╭─ Data listing

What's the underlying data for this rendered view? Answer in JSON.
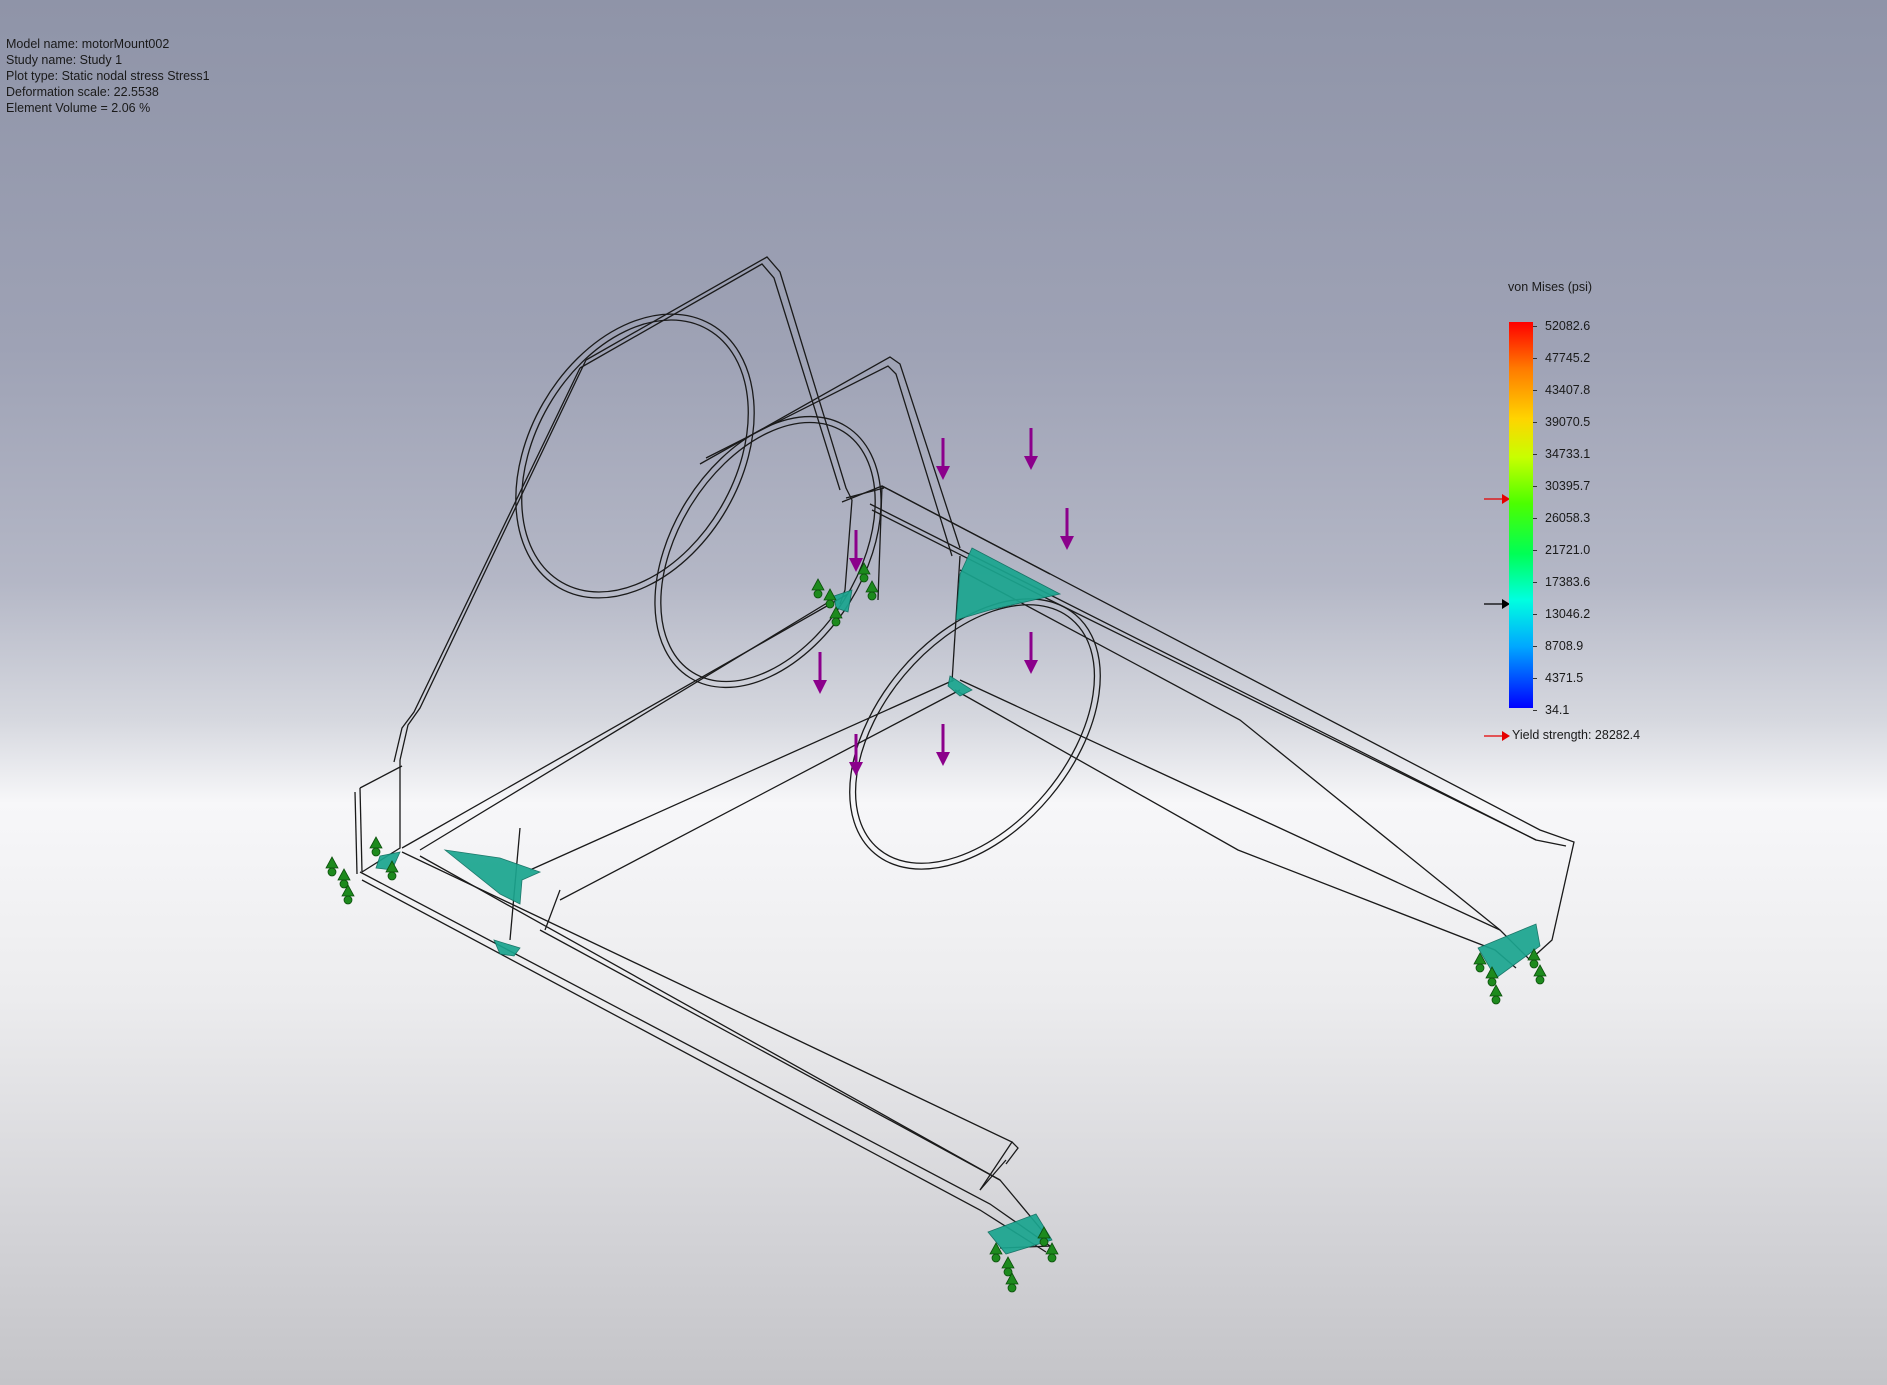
{
  "info": {
    "model_name": "Model name: motorMount002",
    "study_name": "Study name: Study 1",
    "plot_type": "Plot type: Static nodal stress Stress1",
    "deformation_scale": "Deformation scale: 22.5538",
    "element_volume": "Element Volume = 2.06 %"
  },
  "legend": {
    "title": "von Mises (psi)",
    "ticks": [
      "52082.6",
      "47745.2",
      "43407.8",
      "39070.5",
      "34733.1",
      "30395.7",
      "26058.3",
      "21721.0",
      "17383.6",
      "13046.2",
      "8708.9",
      "4371.5",
      "34.1"
    ],
    "yield_label": "Yield strength: 28282.4",
    "yield_marker_color": "#e60000",
    "current_marker_color": "#000000"
  },
  "colors": {
    "load_arrow": "#8b008b",
    "fixture": "#1d8a1d",
    "stress_patch": "#1aa58f",
    "wireframe": "#1a1a1a"
  }
}
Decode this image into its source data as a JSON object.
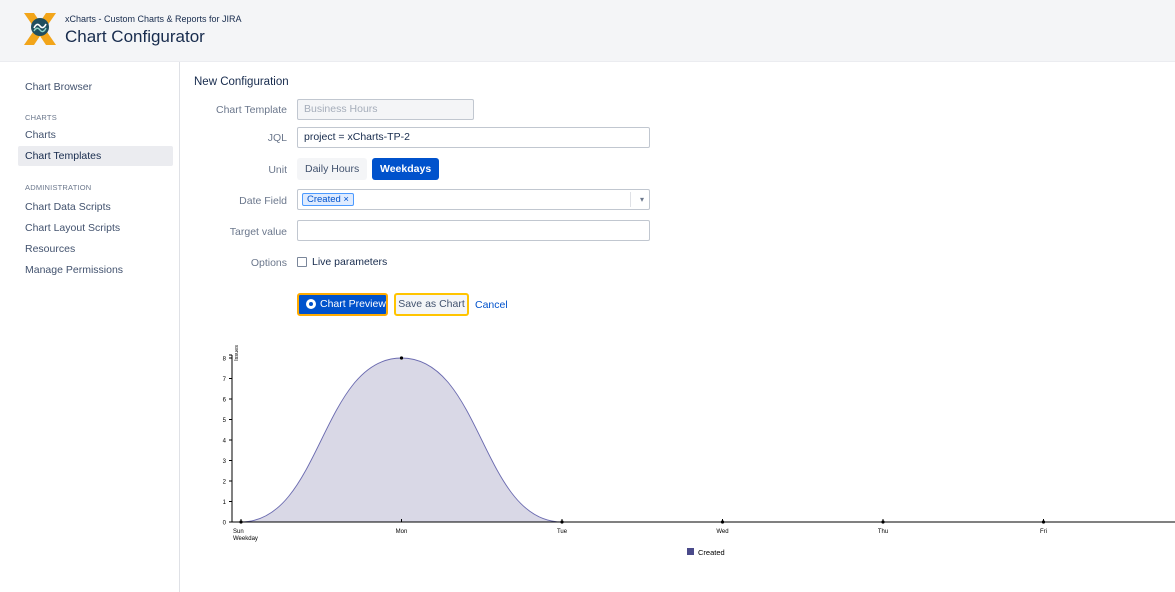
{
  "header": {
    "app_name": "xCharts - Custom Charts & Reports for JIRA",
    "page_title": "Chart Configurator"
  },
  "sidebar": {
    "items": [
      {
        "label": "Chart Browser"
      }
    ],
    "charts_heading": "CHARTS",
    "charts_items": [
      {
        "label": "Charts"
      },
      {
        "label": "Chart Templates",
        "active": true
      }
    ],
    "admin_heading": "ADMINISTRATION",
    "admin_items": [
      {
        "label": "Chart Data Scripts"
      },
      {
        "label": "Chart Layout Scripts"
      },
      {
        "label": "Resources"
      },
      {
        "label": "Manage Permissions"
      }
    ]
  },
  "form": {
    "title": "New Configuration",
    "template_label": "Chart Template",
    "template_value": "Business Hours",
    "jql_label": "JQL",
    "jql_value": "project = xCharts-TP-2",
    "unit_label": "Unit",
    "unit_options": [
      "Daily Hours",
      "Weekdays"
    ],
    "unit_selected": "Weekdays",
    "date_field_label": "Date Field",
    "date_field_chip": "Created ×",
    "target_label": "Target value",
    "target_value": "",
    "options_label": "Options",
    "live_params_label": "Live parameters",
    "live_params_checked": false,
    "preview_button": "Chart Preview",
    "save_button": "Save as Chart",
    "cancel_link": "Cancel"
  },
  "chart_data": {
    "type": "area",
    "x": [
      "Sun",
      "Mon",
      "Tue",
      "Wed",
      "Thu",
      "Fri"
    ],
    "series": [
      {
        "name": "Created",
        "values": [
          0,
          8,
          0,
          0,
          0,
          0
        ],
        "color": "#4a4a8a"
      }
    ],
    "xlabel": "Weekday",
    "ylabel": "Issues",
    "yticks": [
      0,
      1,
      2,
      3,
      4,
      5,
      6,
      7,
      8
    ],
    "ylim": [
      0,
      8
    ],
    "legend": "bottom-center",
    "grid": false
  }
}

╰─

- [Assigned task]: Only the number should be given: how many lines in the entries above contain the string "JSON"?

- [Response below]: 2